### [Prompt]
Show each line in the listing below that contains the word "with".

::: Record excerpts :::

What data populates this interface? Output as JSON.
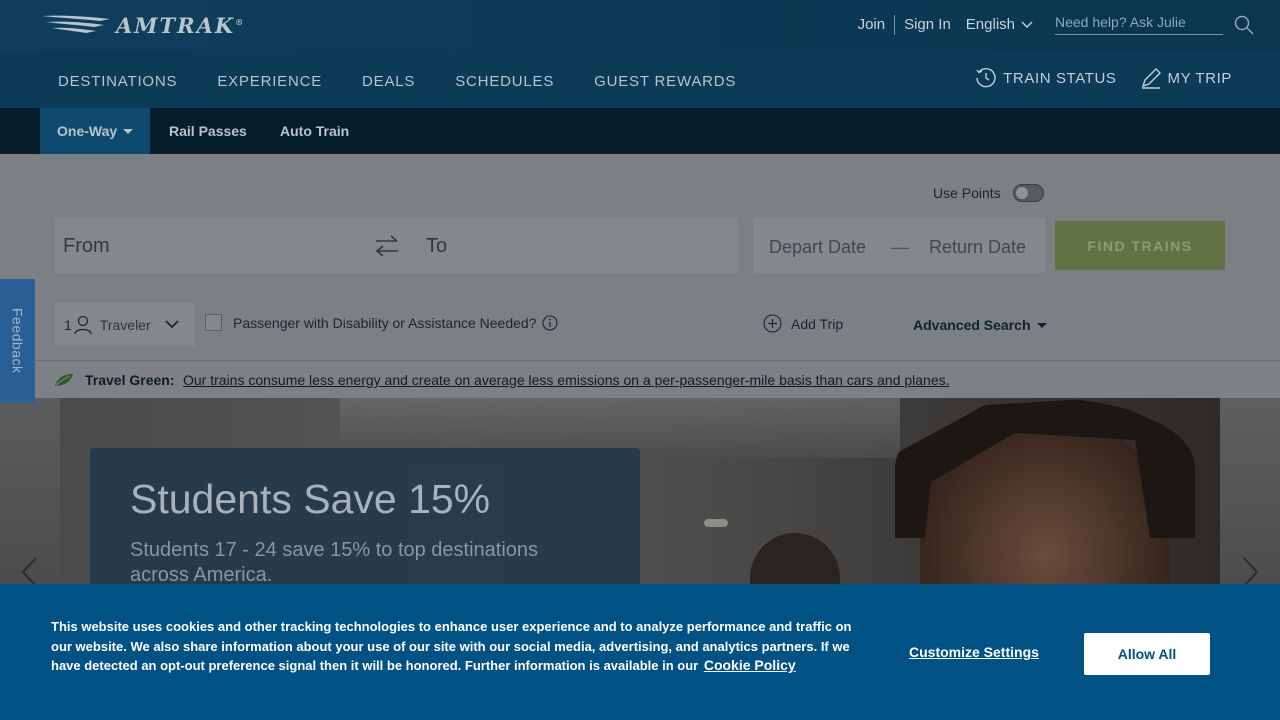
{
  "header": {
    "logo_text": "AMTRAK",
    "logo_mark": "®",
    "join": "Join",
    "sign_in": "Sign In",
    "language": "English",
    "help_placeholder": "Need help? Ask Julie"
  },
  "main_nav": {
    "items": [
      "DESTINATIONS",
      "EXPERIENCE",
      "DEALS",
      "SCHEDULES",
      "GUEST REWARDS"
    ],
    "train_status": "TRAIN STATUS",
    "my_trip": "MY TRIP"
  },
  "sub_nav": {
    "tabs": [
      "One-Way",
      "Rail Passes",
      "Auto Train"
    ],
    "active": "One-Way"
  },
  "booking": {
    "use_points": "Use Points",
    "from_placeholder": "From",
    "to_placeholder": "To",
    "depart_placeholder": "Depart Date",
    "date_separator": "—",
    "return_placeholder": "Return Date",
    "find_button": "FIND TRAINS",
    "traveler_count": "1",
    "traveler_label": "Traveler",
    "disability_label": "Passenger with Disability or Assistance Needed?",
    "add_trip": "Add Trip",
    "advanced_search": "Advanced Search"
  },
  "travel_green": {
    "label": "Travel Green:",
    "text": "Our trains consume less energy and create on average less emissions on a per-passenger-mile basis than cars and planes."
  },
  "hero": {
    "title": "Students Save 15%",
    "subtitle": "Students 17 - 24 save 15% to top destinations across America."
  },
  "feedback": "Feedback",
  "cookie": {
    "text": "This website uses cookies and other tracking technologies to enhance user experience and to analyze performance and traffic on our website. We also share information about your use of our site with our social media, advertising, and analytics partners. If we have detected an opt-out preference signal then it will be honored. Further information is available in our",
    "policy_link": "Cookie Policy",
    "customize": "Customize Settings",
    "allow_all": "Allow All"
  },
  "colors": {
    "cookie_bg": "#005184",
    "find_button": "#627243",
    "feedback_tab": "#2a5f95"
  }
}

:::

### [Response area]
    "disability_label": "Passenger with Disability or Assistance Needed?",
    "text": "This website uses cookies and other tracking technologies to enhance user experience and to analyze performance and traffic on our website. We also share information about your use of our site with our social media, advertising, and analytics partners. If we have detected an opt-out preference signal then it will be honored. Further information is available in our",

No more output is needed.